“The late great Cardini was friends with my father, and on his deathbed, Cardini gave Joe this treasure. I wish we had another one so you could get a spare. But this is the one and only one on the face of the Earth.”
When the deal closed I was trembling! I possessed Cardini’s Very Own Personal Lit Cigarette Dropper! Cardini, the former vaudeville superstar! I thought, It’s like in the movies!
Twenty-five years later at a Magic Castle swap meet I saw another lit cigarette dropper, identical in every way to the one I owned. And the guy said, “There’s a great story that goes with that…”
“Let me guess, on his deathbed, Cardini gave Joe Berg this lit cigarette dropper. There’s not another one like it.”

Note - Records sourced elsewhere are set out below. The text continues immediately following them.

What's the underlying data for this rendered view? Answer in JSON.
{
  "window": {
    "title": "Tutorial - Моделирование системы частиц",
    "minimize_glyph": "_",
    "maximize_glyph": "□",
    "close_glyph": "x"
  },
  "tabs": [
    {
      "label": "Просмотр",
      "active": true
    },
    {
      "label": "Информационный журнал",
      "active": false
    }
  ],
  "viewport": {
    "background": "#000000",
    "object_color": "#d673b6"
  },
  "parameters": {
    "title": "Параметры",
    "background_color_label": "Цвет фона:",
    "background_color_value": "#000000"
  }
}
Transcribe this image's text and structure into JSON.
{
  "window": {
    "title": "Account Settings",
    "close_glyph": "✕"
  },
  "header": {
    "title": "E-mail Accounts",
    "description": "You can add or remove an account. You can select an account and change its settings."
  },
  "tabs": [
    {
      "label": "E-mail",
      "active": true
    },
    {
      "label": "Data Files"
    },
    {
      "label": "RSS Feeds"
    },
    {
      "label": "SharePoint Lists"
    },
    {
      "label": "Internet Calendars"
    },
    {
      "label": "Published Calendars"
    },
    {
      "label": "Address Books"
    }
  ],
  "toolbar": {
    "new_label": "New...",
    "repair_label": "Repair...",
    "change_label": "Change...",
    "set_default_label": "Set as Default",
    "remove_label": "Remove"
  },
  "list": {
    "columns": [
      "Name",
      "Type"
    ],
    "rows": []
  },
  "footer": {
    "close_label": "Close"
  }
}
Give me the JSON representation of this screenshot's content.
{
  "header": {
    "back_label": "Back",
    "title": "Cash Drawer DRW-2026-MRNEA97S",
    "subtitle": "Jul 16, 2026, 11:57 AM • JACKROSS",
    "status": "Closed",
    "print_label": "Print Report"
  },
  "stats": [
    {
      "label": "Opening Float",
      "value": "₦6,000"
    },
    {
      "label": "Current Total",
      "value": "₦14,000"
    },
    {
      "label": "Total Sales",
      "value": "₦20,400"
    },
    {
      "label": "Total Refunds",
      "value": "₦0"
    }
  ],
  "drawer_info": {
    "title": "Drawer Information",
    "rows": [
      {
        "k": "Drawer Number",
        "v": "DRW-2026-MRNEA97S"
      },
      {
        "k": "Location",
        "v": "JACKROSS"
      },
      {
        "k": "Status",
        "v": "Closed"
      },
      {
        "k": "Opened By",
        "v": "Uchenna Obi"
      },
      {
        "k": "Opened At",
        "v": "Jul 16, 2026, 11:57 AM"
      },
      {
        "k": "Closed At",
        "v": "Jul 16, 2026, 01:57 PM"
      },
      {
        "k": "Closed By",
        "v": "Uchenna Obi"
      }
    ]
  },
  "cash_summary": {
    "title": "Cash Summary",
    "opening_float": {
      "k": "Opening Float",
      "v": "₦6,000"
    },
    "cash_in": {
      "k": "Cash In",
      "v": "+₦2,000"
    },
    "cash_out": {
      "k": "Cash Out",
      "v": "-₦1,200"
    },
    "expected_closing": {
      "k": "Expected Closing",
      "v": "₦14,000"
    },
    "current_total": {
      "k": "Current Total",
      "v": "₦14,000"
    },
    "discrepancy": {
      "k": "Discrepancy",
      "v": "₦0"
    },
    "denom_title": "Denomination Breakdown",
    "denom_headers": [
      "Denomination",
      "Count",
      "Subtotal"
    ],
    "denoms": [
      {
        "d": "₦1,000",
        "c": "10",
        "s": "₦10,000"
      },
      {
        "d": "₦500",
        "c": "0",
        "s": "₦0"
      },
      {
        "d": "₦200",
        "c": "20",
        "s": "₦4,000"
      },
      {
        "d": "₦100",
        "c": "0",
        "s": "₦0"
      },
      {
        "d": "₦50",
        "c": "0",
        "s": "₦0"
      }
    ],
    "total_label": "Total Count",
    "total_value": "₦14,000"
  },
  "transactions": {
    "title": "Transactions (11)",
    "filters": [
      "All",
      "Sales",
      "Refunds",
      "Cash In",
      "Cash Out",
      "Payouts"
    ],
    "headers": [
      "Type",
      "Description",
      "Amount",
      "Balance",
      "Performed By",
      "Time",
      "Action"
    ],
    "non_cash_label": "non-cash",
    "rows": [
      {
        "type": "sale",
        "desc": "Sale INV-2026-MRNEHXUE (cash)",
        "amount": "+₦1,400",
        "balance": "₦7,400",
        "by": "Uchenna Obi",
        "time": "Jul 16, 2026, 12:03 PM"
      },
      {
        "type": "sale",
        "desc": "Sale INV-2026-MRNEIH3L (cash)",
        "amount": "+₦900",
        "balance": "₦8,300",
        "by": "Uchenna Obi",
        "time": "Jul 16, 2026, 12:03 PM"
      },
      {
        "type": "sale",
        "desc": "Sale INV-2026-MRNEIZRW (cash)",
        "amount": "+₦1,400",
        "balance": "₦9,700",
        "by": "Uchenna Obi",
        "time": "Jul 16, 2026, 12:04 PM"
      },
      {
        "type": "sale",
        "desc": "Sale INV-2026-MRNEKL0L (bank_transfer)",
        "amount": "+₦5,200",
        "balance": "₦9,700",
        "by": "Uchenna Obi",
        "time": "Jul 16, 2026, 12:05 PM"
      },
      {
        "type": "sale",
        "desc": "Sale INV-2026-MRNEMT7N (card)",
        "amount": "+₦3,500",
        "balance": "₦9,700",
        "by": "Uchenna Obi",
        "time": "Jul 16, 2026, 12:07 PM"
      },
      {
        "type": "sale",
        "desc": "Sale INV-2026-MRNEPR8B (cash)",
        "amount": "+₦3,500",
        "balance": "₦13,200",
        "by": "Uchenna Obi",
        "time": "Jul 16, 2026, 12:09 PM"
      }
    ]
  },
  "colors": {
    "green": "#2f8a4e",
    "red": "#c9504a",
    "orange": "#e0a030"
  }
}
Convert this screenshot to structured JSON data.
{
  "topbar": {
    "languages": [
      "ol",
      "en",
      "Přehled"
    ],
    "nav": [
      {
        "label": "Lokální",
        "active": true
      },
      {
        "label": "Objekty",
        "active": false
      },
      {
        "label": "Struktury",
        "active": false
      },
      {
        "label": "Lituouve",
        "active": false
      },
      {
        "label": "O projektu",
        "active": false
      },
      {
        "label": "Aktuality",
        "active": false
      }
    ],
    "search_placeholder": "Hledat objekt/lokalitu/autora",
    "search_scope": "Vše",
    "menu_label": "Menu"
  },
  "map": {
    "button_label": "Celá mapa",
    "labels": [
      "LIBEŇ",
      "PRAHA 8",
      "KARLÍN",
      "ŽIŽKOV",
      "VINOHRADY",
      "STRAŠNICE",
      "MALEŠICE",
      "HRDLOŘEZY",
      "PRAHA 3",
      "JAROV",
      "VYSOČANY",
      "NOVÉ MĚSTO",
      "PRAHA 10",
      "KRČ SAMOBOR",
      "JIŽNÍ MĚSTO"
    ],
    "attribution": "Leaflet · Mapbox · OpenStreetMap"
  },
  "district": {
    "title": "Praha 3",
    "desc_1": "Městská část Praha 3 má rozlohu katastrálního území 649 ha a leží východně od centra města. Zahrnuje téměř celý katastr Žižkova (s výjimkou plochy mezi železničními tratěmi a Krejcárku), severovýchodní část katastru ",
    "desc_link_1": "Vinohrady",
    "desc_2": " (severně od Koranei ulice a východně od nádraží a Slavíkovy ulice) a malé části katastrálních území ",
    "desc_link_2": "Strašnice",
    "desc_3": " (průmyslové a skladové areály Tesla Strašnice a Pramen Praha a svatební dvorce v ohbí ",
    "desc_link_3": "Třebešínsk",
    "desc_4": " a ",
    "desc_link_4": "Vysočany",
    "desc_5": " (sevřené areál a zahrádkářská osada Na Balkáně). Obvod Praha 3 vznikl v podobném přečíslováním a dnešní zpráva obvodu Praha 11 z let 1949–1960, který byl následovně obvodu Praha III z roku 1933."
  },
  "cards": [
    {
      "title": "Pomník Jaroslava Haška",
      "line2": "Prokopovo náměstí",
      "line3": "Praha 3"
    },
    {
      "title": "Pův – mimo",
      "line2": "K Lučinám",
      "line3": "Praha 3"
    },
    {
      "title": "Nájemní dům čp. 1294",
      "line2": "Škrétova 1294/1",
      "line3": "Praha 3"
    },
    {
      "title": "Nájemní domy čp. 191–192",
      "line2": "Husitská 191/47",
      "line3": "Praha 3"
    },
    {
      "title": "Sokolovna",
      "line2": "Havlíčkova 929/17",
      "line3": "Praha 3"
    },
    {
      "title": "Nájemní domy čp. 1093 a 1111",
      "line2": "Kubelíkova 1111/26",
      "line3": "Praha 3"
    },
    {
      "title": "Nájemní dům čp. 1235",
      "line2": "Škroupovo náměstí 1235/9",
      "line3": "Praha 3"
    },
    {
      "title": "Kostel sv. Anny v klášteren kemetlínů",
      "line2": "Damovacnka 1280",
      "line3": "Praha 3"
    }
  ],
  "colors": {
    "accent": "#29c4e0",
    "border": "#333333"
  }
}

We both cracked up when I told him I got the same Ronnie Berg story. That Cardini must have been awfully busy on his deathbed. What’s even funnier and more significant to me is the fact that Ronnie gave me the deathbed story in 1967, but Cardini didn’t actually pass away until 1973.
The one and only time I used the cigarette dropper was when I was about thirteen. I had somehow gotten in with a group of guys who were a little older than I was, and more sophisticated. They knew a lot of teenage girls, and through them I got invited to a party at the house of the most popular one around. The girls were all several years older than me and I had secretly hoped that a cute female would fall insanely in love with me. Instead a cute girl asked me if she could bum a smoke.
Inside the dropper was a little battery with a glow plug that kept cigarettes burning so that when you made one appear you could instantly puff on it and real smoke would come out. I had the dropper hidden under an open vest above my waistband.
My left hand provided the perfect misdirection as my right hand secretly reached for a lit cigarette.
At the same fraction of an instant, with a deep breath I sucked in my stomach; as a result, a space opened at the top of my trousers, the gimmick jiggled, I fumbled, and the red- hot burning cherry of a lit cigarette fell down my pants and lodged itself in my underwear.
My privates were burning, I was uncomfortably wiggling around, and smoke was coming out of my pants. I was embarrassed, but fortunately the girls laughed and seemed to think my smoking pants and wiggly little dance were all part of the act. I had never had a more attentive or appreciative audience in my young career. Later I suffered with a big bubbly blister that stung when it popped. I guess Joe was right. I was too young to play with lit cigarettes.